Diabetes affects millions around the world and is usually characterized by decreased insulin levels in the body. Most people know that there are two kinds of types of diabetes: Type 1 and Type 2. What many people overlook is that these types are quite different overall.
With diabetes comes stigma about the condition and those it affects. The best way to break this stigma? Education. Here are a few misconceptions about both types of diabetes:
Type 1 Misconceptions
A major misconception about diabetes (both type 1 and 2) is that anyone who has it is obese or just does not care about their health. This is by no means true. Type 1 diabetes is an autoimmune disorder, which means that the body’s immune system attacks and destroys insulin-producing cells in the pancreas.

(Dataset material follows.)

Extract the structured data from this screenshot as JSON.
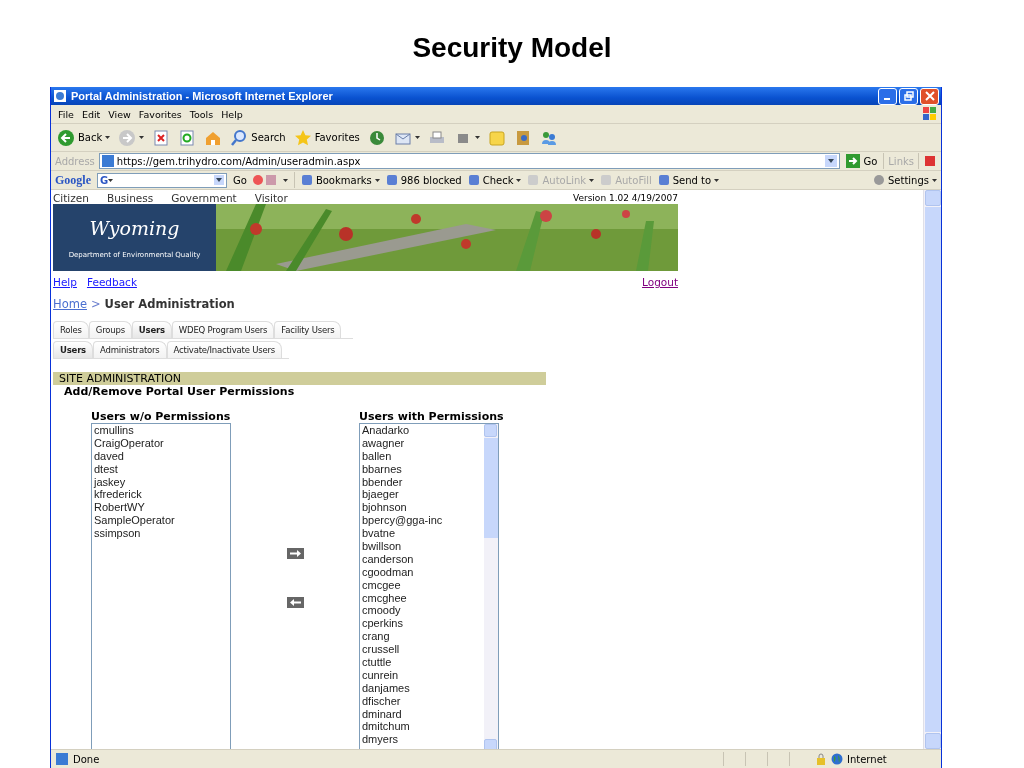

This prevents the body from producing any amount of insulin whatsoever.
Another misconception about type 1 diabetes is that anyone affected can’t have sugar. While maintaining appropriate blood sugar levels is crucial, people with Type 1 diabetes can still eat foods with sugar in them. As long as they plan meals and monitor their blood sugar levels, someone with diabetes is more than welcome to have a few sweets.
The third misconception regarding type 1 diabetes specifically is that those affected can’t exercise, or their blood sugar levels will crash. While some may be more prone to sugar crashes than others, exercise is also important to keep blood sugar levels at equilibrium. To get the most out of a workout, people with type 1 diabetes should check their blood sugar levels before and during a workout and have a snack if needed.
Type 2 Misconceptions
Many of the misconceptions that surround Type 1 diabetes plague type 2 diabetes as well. The most common: that if you have type 2 diabetes, then you must be obese.
While obesity can increase someone’s risk of developing type 2 diabetes, type 2 can affect anyone. The condition itself is characterized by insulin that doesn’t work quite right. With type 2 diabetes, the person affected produces insulin that cannot process glucose well. This causes blood cells to develop an immunity to the insulin, and thus insulin levels overall will potentially decrease. Because of this, it is assumed that people with type 2 diabetes cannot have any sugar at all. This of course is not true, and people affected by type 2 diabetes just need to maintain a healthy diet and monitor their blood sugar levels just like those with type 1.
Another misconception is that insulin is either the “magic cure” for diabetes or the worst thing one can give a diabetic. While new and improved forms of insulin supplements make blood sugar control much easier, it does not cure type 2 diabetes. To maintain proper health, a mix of medications, a healthy diet, and exercise are ideal.
Insulin injections are yet another misconception that comes with diabetes. However, advancements in medicine have not only made insulin more effective but available without injection. Pens, blood sugar meters, and pills can all provide users with their prescribed dose of insulin without the need for injection.
Diabetes is not just about maintaining even blood sugar levels. It is a chronic illness that comes with various other risks as well. For example, people with diabetes are at higher risk of developing various eye complications like glaucoma, cataracts, and eye infections. Skin infections, like rashes, are also common as are kidney complications and high blood pressure. People with diabetes are also more at risk for nerve damage in the form of neuropathy—nerve damage caused specifically by diabetes and circulatory issues. Neuropathy can lead to foot complications as well, making the feet numb and prone to injury.
Diet and Exercise
Fortunately, maintaining a healthy diet and exercising regularly can help people with diabetes stay in peak condition! By regulating blood sugar levels, diabetics are less at risk for the complications that come with diabetes.
When it comes to exercise, people with diabetes should talk to their doctor about what exercises are most suitable for their fitness level and overall health. For some, a full-body, gym-assisted workout is just what they need. For others, going on bike rides, walking, lifting lighter weights, and doing stretches work best. The key overall is not to push yourself, since intense exercise out of your limits may do more harm than good.
As for diet, there is once again no magic list of foods all diabetics should eat since foods affect people differently. In general, however, vegetables, lean protein, and whole-grain foods are desirable, as are low-sodium foods. Be sure to speak with a doctor or dietician regarding a personalized diabetic-safe diet.
Alongside the balanced diet and frequent exercise, diabetics should be sure to always have the right supplies handy. Blood sugar medications, for example, come in all kinds of varieties, and sometimes one may work better than another, or a combination of medications works best. Alongside medications are insulin supplements, which can be injected via syringe, taken orally, or through other devices.
Some products can monitor a person’s blood sugar level too. Test kits can be used at home or on the go to test someone’s blood sugar with little hassle and little bloodshed. Test strips for the devices can also be purchased as needed. Diabetic socks can be used to prevent numbness in the feet and circulation problems that come with diabetes. They are also padded to protect the feet against any potential damage as well.
Overall, diabetes may be a serious chronic illness, but there are treatments to help those with type 1 and 2 diabetes maintain their blood sugar levels and stay safe. To browse more diabetic care products, visit the Medical Supply Depot.